# Task brief:
Every line containing the word "that" must be pulled from the records.

Records from a dataset
= = = = =
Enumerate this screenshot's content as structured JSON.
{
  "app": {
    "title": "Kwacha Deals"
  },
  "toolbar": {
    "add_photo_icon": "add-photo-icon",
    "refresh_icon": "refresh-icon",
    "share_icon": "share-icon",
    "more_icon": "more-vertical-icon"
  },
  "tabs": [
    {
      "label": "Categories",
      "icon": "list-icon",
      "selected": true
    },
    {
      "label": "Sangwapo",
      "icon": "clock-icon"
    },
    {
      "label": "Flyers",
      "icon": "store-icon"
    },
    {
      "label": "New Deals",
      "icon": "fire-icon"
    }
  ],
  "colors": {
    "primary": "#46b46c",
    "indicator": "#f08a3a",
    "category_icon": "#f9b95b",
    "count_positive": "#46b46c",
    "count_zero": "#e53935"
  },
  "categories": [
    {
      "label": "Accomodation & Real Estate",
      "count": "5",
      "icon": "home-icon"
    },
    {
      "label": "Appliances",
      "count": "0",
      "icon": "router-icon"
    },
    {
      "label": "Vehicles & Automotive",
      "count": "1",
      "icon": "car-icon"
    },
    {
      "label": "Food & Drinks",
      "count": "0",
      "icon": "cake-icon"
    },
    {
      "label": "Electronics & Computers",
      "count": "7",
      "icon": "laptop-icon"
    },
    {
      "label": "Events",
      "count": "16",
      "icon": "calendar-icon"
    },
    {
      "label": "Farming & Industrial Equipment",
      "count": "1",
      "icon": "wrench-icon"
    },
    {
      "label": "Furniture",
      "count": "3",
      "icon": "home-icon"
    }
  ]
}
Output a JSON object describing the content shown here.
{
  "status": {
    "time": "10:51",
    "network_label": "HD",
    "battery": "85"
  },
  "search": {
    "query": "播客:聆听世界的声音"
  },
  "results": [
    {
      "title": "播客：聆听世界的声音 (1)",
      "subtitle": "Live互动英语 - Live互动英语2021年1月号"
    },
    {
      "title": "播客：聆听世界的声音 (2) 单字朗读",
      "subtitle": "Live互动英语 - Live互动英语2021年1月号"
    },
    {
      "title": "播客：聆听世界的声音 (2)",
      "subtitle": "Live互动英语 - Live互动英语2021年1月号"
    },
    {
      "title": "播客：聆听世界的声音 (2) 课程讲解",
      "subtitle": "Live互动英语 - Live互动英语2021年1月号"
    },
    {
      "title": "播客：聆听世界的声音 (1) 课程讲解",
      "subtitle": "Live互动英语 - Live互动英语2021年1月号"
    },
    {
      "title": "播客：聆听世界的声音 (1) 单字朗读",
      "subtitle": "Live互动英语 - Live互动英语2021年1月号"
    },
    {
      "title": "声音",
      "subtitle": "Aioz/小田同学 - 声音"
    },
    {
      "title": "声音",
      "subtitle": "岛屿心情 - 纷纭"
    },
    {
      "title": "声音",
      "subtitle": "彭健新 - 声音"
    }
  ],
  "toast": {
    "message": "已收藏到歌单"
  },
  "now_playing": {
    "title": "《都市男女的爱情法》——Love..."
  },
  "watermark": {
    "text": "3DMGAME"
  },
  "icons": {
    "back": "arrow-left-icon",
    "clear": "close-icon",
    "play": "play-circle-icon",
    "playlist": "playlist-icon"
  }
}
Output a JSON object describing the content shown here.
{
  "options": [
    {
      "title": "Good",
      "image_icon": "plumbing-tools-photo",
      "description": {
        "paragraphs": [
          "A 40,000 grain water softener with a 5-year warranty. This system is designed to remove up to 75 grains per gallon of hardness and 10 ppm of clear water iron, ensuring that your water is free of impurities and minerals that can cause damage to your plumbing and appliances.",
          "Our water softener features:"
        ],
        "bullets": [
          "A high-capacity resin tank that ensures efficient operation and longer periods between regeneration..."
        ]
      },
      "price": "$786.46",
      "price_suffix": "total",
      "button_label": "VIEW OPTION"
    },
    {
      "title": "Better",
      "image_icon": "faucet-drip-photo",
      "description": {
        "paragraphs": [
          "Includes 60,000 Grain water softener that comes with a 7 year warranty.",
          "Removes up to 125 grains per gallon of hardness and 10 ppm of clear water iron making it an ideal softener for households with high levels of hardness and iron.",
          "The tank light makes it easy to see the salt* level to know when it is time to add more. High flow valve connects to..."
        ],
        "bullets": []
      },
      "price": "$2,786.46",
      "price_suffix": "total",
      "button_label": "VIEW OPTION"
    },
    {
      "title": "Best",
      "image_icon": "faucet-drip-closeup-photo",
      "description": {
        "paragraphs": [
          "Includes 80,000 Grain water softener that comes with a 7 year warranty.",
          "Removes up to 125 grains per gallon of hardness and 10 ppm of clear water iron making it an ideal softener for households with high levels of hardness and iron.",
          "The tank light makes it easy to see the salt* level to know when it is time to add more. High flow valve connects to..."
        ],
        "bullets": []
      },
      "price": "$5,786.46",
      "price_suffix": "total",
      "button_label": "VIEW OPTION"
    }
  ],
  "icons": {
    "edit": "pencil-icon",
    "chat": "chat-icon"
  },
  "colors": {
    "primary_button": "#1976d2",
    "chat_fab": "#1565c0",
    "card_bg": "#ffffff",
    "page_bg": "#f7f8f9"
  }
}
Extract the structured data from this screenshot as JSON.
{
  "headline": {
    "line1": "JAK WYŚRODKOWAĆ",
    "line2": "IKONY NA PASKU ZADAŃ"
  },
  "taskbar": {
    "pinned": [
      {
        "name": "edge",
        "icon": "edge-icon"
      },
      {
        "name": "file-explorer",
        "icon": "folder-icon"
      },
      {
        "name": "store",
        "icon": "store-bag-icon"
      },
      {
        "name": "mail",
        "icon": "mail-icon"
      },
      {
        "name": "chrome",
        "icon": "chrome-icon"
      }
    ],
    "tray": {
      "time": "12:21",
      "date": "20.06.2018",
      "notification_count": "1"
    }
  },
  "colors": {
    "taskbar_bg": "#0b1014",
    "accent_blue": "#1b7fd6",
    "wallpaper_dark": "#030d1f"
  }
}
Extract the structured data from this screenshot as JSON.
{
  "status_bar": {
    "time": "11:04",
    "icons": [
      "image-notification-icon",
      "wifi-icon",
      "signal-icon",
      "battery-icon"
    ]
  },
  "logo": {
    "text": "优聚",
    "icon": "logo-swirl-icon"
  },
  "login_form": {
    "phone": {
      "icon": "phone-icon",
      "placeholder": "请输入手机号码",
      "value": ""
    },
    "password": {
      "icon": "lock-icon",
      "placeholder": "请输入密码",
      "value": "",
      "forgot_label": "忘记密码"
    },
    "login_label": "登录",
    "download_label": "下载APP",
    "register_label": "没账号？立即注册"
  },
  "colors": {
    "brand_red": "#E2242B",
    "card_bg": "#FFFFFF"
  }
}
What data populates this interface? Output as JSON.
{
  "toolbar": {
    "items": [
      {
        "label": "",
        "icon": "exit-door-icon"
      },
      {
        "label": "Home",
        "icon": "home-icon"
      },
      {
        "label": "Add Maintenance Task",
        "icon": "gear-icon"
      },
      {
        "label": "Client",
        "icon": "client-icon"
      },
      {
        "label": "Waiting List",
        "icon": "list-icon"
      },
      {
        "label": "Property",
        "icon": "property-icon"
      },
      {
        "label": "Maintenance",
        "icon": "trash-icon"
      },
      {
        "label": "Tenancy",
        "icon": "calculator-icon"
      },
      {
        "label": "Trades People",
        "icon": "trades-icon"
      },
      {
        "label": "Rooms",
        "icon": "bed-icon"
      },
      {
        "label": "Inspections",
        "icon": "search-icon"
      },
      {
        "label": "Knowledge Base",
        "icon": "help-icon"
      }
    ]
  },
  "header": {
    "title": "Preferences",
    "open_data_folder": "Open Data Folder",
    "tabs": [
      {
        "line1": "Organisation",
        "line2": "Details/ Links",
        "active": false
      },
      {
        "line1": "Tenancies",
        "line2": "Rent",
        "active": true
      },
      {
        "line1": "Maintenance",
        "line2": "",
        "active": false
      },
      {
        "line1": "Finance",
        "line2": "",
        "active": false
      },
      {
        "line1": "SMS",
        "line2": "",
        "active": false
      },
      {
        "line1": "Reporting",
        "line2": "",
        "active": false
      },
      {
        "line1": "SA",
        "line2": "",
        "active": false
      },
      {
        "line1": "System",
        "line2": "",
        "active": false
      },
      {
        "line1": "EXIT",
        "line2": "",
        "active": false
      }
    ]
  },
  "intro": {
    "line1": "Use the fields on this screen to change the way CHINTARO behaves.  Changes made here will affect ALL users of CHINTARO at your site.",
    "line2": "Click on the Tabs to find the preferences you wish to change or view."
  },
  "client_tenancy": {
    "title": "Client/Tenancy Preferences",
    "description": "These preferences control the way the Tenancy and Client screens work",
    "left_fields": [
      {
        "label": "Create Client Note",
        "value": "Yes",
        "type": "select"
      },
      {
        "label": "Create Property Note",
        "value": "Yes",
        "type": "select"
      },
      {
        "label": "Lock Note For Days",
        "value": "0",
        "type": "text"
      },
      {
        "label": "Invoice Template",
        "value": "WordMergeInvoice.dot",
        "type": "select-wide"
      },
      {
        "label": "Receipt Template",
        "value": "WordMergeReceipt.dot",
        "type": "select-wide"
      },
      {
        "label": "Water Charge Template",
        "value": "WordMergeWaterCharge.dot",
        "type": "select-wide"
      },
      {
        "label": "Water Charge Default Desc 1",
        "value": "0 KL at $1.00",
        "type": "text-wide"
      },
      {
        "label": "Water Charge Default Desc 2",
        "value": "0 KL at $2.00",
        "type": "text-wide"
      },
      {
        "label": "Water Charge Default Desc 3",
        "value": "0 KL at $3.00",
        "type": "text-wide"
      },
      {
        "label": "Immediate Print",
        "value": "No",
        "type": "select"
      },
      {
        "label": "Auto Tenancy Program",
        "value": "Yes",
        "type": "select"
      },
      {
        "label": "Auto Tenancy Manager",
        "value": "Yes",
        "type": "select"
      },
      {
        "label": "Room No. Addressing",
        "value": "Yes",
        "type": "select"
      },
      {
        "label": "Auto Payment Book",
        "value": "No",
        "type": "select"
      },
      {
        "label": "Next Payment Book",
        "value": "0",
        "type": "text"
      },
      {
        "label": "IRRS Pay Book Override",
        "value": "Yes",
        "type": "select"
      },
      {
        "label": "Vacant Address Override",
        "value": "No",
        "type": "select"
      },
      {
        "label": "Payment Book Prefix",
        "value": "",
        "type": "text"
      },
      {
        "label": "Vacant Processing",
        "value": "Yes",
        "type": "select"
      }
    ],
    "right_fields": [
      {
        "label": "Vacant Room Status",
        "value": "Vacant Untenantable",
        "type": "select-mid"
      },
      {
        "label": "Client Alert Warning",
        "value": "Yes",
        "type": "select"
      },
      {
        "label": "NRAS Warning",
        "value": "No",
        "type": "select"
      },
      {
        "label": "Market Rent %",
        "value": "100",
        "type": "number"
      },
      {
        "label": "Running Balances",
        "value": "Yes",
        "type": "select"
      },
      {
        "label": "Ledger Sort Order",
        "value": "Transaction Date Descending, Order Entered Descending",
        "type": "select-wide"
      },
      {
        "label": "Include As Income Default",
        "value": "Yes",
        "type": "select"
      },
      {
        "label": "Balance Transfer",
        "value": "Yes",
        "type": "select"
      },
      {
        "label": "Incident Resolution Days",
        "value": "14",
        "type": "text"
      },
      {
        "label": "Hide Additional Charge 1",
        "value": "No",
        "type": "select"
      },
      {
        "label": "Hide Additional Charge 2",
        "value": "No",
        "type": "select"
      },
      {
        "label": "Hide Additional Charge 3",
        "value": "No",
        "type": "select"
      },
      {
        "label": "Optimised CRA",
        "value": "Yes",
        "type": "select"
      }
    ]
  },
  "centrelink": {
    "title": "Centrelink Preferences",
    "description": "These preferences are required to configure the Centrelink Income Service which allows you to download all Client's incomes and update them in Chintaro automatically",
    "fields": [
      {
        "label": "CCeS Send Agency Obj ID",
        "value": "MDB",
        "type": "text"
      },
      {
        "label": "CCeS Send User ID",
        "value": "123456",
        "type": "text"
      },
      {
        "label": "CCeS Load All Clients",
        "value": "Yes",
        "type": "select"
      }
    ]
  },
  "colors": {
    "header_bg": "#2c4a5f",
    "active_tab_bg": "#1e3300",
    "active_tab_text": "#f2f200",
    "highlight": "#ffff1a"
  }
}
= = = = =
# Problem solution:
          "A 40,000 grain water softener with a 5-year warranty. This system is designed to remove up to 75 grains per gallon of hardness and 10 ppm of clear water iron, ensuring that your water is free of impurities and minerals that can cause damage to your plumbing and appliances.",
          "A high-capacity resin tank that ensures efficient operation and longer periods between regeneration..."
          "Includes 60,000 Grain water softener that comes with a 7 year warranty.",
          "Includes 80,000 Grain water softener that comes with a 7 year warranty.",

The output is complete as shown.